Research output: Contribution to journalArticlepeer-review

119 Downloads (Pure)

Abstract

The most important theoretical argument concerning decentralised participatory governance is that it can make a government more accountable for the needs of the governed. Key to this process are participatory spaces that act as mechanisms for dialogue between citizens and local government. However, within Cochabamba, a city in the centre of Bolivia, South America, ‘at‐risk’ citizens engage minimally with disaster risk issues in participatory spaces, despite high levels of civic participation. This is because ‘at‐risk’ populations view disasters as a private/household problem that is symptomatic of household error, rather than seeing them as a broader public problem due to wider structural inequalities. Consequently, they redistribute responsibility for disaster risk reduction towards households, which (re)produces the absolution of government authorities as guarantors of disaster risk reduction. This paper challenges the normative assumption that participatory spaces facilitate democratic deliberation of disaster risk reduction and the downward accountability of local government for disaster risk reduction.
Original languageEnglish
Pages (from-to)289-310
Number of pages22
JournalDisasters
Volume43
Issue number2
Early online date22 Nov 2018
DOIs
Publication statusPublished - 1 Apr 2019
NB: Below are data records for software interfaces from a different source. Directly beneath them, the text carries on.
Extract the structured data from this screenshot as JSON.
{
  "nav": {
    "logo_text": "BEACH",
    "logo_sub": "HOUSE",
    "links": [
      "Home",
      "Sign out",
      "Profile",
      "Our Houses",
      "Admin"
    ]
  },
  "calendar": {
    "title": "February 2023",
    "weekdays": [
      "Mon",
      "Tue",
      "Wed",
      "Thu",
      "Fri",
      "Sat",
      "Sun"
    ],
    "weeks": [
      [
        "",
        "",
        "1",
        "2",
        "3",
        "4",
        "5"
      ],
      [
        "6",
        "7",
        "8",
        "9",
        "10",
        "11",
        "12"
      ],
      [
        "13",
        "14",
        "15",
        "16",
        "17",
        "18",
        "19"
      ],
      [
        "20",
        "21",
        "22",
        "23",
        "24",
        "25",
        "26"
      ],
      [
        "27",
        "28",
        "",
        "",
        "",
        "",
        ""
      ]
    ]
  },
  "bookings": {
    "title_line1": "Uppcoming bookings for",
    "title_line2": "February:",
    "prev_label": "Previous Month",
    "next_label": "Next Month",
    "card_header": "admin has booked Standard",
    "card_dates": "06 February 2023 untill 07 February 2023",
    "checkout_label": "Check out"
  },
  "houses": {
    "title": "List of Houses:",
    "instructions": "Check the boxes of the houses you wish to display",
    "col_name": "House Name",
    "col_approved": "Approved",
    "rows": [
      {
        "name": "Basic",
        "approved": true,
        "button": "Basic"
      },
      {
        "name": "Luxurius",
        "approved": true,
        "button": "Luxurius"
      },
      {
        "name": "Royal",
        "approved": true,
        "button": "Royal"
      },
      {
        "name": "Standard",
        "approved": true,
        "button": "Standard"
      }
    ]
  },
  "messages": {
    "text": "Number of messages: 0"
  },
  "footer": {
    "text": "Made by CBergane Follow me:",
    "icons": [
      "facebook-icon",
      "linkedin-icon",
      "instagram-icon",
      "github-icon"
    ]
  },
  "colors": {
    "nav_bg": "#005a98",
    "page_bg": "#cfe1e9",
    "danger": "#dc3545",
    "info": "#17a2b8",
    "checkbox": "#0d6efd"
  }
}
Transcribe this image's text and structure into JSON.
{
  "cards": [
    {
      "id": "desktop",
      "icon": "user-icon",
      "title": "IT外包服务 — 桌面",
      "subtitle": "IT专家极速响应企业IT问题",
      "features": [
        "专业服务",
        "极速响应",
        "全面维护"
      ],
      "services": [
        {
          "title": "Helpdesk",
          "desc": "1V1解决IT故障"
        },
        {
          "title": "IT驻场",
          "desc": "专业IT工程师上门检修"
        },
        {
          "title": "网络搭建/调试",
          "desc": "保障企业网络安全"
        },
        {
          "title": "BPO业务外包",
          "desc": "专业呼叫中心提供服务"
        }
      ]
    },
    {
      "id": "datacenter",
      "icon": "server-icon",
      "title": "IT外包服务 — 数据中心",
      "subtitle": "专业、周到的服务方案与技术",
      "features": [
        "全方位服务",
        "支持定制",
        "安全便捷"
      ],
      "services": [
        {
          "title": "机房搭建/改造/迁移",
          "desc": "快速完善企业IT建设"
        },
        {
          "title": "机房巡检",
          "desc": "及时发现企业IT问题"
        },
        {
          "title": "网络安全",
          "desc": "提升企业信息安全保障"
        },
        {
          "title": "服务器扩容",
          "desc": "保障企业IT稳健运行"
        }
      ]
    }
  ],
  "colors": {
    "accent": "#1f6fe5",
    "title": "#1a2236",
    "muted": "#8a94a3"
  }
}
Keywords

  • Bolivia
  • accountability
  • decentralisation
  • disaster risk reduction
  • participation
  • risk governance
  • risk responsibility

Fingerprint

Dive into the research topics of 'Household self‐blame for disasters: responsibilisation and (un)accountability in decentralised participatory risk governance'. Together they form a unique fingerprint.

Cite this